  • Lord Gek

    Can the AI actually PLAY the various multiplayer modes or is it really just nasty filler ("Go ahead and try to capture that flag or raid that base while we bots chase you at high speed and try to kill you dead oblivious to the mode's primary objectives!")

  • Greg

    I'm still learning but lose to the bots. Also, the bot mode makes the multiplayer modes single player for all intents and purposes. Set multiplyer to Bluetooth and host a game and it's just you and the bots.

    • Lord Gek

      Have you too encountered a bug I heard another reporting of the bots occasionally getting into some weird invincible hopping in place routine (if I understand the bug the user was reporting on the forum right)?

  • Greg

    I'm still learning but lose to the bots. Also, the bot mode makes the multiplayer modes single player for all intents and purposes. Set multiplyer to Bluetooth and host a game and it's just you and the bots.

    • Lord Gek

      Have you too encountered a bug I heard another reporting of the bots occasionally getting into some weird invincible hopping in place routine (if I understand the bug the user was reporting on the forum right)?

  • keo

    Instant chill went up my spine as I remembered those dastardly orange shark finned hunters!

  • keo

    Instant chill went up my spine as I remembered those dastardly orange shark finned hunters!

  • http://www.blakespot.com Blake Patterson

    For me, the only games I played on the Mac LC were Spectre, Oids, and Maelstrom. That LC was one weak machine. It had a 16MHz 68020, sure, but it was sitting on a 16-bit data bus -- crippled. LC II came shortly after with a 68030 on the same weak bus. The Atari Falcon was similarly crippled.

    The Amiga 1200 I moved to after had a 14.3MHz 68020, but on a proper 32-bit bus, and it delivered far more computing power, not to mention the custom graphics hardware. Still, Spectre made that little aenemic LC into a decent game machine.

    Good times.

    • http://www.blakespot.com Blake Patterson

      (The LC III finally did things right. With its 25MHz 68030 on a 32-bit bus, it was a screamer -- a very appealing machine. I know Arn's parents had one in late '94 or so. I recall playing with it over at his house during Christmas break from college.)

      • http://Www.jindofox.com Jindo Fox

        That same machine was a graduation present to myself, what a fun time. So many of its greatest hits are still awesome now: Indy Atlantis, Monkey Island, Wolfenstein 3D, Prince of Persia, and now Spectre. Love it!

  • http://www.blakespot.com Blake Patterson

    For me, the only games I played on the Mac LC were Spectre, Oids, and Maelstrom. That LC was one weak machine.

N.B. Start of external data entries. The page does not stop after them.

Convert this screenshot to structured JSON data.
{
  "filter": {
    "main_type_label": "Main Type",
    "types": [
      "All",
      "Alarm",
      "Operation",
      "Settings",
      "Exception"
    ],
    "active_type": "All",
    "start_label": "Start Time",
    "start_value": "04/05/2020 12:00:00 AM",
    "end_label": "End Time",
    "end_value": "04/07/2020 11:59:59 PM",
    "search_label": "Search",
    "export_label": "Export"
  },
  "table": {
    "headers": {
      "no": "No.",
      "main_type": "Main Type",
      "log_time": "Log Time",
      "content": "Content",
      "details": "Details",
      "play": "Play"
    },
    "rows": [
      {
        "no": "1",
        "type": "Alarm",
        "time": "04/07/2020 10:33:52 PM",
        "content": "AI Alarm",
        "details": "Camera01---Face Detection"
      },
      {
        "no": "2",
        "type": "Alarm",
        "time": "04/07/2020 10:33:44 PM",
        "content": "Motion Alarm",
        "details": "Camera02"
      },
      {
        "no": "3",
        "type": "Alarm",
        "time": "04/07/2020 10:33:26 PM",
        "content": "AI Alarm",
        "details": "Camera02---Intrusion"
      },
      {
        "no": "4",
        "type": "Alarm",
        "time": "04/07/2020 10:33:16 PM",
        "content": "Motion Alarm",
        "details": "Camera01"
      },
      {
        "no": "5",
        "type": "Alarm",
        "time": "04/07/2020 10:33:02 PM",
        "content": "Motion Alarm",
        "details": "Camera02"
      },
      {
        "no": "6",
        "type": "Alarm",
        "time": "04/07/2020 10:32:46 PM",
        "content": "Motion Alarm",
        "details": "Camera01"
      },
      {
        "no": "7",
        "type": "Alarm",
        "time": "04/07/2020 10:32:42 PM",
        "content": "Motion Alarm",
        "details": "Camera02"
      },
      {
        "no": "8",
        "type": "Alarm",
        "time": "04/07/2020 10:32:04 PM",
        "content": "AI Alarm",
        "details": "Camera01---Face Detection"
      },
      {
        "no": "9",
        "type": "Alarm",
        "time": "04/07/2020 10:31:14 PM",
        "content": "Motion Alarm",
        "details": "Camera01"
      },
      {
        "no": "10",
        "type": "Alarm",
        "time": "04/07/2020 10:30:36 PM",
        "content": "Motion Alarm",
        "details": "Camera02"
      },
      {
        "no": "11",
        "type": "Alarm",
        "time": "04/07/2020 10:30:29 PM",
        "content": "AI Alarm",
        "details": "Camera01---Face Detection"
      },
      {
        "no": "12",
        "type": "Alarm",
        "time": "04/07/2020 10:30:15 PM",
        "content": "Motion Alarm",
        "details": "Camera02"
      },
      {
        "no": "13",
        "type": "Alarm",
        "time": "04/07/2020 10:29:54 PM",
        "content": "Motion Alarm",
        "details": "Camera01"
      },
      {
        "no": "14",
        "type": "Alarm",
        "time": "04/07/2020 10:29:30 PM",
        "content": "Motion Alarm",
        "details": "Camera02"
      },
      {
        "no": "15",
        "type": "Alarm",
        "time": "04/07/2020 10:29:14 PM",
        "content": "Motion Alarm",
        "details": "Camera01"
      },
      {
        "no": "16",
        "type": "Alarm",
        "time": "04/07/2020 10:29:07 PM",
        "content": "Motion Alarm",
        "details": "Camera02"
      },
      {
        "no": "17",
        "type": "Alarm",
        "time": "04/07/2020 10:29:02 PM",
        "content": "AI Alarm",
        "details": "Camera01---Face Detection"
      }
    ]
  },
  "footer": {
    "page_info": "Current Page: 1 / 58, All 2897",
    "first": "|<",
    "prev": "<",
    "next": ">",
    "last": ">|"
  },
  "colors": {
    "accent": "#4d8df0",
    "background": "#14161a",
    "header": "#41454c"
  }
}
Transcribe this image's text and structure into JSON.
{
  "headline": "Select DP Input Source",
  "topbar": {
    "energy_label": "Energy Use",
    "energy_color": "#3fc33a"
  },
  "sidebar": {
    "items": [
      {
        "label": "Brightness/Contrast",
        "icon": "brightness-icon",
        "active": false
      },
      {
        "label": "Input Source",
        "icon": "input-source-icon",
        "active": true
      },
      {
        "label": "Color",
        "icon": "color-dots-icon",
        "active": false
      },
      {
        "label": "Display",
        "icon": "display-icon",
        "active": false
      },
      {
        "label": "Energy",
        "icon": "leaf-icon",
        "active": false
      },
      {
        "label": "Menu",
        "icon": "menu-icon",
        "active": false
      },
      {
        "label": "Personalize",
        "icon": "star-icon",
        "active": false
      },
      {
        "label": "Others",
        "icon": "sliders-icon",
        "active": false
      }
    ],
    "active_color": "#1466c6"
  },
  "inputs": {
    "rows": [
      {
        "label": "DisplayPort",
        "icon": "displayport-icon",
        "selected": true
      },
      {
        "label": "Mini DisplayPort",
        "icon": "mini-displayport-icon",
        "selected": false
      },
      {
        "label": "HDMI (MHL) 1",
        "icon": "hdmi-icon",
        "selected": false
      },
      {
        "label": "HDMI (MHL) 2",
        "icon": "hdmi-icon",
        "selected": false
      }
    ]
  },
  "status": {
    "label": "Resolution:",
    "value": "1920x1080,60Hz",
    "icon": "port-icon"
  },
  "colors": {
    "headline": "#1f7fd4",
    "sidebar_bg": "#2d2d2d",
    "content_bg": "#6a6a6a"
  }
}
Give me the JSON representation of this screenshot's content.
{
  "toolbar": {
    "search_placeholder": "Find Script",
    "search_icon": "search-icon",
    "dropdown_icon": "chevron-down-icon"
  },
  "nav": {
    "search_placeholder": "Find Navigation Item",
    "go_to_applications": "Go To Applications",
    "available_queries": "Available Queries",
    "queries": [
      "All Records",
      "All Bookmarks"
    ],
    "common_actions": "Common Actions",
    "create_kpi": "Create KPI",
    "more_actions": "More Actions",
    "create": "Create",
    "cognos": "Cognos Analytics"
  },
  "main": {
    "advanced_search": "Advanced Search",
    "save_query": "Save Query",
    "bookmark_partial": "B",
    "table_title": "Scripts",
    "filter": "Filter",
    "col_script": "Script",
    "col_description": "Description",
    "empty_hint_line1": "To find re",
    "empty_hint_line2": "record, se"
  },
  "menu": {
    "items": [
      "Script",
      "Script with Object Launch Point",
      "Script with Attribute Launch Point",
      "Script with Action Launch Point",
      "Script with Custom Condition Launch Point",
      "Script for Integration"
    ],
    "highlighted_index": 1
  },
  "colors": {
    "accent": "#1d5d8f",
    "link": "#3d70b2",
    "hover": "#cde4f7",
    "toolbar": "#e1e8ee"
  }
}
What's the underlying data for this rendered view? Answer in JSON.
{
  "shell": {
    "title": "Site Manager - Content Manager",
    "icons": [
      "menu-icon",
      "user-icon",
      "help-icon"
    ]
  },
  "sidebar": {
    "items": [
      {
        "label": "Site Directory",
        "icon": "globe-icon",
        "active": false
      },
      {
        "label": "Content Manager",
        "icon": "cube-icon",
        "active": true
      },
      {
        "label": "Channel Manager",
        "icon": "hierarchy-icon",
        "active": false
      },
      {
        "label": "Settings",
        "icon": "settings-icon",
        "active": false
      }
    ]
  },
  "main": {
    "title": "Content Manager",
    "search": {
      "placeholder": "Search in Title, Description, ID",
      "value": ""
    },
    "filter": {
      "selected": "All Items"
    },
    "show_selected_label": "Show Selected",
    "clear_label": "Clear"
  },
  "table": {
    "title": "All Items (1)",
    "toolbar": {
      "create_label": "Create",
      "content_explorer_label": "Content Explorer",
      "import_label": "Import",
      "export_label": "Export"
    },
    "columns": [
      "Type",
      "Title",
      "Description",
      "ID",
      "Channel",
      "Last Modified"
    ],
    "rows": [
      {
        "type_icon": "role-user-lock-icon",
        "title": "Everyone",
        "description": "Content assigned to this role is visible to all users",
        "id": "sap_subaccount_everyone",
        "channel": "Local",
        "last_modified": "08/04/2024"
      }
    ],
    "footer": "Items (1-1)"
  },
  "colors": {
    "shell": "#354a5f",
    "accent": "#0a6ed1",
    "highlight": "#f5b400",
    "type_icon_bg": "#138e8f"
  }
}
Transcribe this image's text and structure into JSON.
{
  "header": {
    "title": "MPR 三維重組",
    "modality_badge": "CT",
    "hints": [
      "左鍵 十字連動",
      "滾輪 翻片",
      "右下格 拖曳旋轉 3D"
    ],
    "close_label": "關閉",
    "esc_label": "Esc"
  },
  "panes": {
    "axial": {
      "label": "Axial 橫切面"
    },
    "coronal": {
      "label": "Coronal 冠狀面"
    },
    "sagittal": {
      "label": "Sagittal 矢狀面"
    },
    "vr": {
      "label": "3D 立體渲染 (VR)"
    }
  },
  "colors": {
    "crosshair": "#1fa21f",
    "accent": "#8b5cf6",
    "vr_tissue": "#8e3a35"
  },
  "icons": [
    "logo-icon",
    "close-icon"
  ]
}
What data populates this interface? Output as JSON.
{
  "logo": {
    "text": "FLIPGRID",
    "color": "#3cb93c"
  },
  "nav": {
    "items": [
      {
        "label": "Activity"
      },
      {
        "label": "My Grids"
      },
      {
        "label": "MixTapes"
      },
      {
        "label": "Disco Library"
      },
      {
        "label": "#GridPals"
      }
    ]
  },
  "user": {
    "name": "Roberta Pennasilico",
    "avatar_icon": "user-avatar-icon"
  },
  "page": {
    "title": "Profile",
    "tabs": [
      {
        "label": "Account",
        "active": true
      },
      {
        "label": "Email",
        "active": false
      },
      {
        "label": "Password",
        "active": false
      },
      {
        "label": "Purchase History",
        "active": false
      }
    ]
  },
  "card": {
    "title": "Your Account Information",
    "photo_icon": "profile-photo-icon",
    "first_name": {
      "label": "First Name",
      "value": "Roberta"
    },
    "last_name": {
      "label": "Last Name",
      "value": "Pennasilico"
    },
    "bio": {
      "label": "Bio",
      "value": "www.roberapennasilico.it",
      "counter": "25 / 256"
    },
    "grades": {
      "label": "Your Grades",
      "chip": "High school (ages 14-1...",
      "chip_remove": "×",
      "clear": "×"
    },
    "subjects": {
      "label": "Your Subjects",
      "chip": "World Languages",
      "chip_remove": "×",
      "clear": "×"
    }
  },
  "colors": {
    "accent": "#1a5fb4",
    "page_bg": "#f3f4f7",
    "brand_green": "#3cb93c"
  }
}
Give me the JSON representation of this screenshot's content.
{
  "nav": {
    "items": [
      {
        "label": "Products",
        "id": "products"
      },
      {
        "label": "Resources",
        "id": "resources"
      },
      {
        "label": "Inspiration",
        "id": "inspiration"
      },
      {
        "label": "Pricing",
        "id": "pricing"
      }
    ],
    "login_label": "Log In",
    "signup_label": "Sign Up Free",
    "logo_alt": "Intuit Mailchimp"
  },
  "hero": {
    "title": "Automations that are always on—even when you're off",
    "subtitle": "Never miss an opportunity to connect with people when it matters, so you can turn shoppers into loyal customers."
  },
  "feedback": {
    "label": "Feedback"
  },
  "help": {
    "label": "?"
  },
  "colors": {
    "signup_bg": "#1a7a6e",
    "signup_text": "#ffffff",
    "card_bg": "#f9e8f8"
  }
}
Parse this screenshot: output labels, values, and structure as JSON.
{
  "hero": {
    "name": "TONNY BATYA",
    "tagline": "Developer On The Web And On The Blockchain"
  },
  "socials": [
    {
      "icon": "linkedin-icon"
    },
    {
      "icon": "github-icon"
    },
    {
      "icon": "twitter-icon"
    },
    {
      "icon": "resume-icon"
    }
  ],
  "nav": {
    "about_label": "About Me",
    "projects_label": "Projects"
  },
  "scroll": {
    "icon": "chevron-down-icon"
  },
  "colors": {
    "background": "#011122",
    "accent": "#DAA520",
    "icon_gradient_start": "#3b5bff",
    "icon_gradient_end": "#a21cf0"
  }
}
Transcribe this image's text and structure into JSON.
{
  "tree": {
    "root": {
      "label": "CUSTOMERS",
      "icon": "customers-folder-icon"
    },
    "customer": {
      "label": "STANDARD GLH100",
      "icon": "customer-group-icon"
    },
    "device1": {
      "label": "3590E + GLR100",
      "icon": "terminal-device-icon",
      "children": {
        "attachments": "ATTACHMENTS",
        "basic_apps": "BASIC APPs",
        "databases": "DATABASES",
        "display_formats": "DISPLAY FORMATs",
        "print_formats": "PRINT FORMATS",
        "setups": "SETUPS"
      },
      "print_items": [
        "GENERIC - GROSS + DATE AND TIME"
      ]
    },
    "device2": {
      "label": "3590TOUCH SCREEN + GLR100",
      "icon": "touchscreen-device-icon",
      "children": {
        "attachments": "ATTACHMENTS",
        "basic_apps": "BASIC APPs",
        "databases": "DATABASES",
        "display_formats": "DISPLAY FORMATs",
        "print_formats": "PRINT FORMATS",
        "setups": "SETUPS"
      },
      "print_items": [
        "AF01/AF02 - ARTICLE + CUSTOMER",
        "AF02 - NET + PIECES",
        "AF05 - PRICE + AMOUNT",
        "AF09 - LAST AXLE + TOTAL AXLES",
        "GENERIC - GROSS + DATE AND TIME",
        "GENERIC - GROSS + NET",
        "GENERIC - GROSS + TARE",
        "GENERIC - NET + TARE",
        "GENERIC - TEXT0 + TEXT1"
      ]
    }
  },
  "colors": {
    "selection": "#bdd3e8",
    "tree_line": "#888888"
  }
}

It had a 16MHz 68020, sure, but it was sitting on a 16-bit data bus -- crippled. LC II came shortly after with a 68030 on the same weak bus. The Atari Falcon was similarly crippled.

    The Amiga 1200 I moved to after had a 14.3MHz 68020, but on a proper 32-bit bus, and it delivered far more computing power, not to mention the custom graphics hardware. Still, Spectre made that little aenemic LC into a decent game machine.

    Good times.

    • http://www.blakespot.com Blake Patterson

      (The LC III finally did things right. With its 25MHz 68030 on a 32-bit bus, it was a screamer -- a very appealing machine. I know Arn's parents had one in late '94 or so. I recall playing with it over at his house during Christmas break from college.)

      • http://Www.jindofox.com Jindo Fox

        That same machine was a graduation present to myself, what a fun time. So many of its greatest hits are still awesome now: Indy Atlantis, Monkey Island, Wolfenstein 3D, Prince of Persia, and now Spectre. Love it!

  • http://www.iphonewaterdamage.org iPhone water damage

    Is there a HD version on the iPad for this one?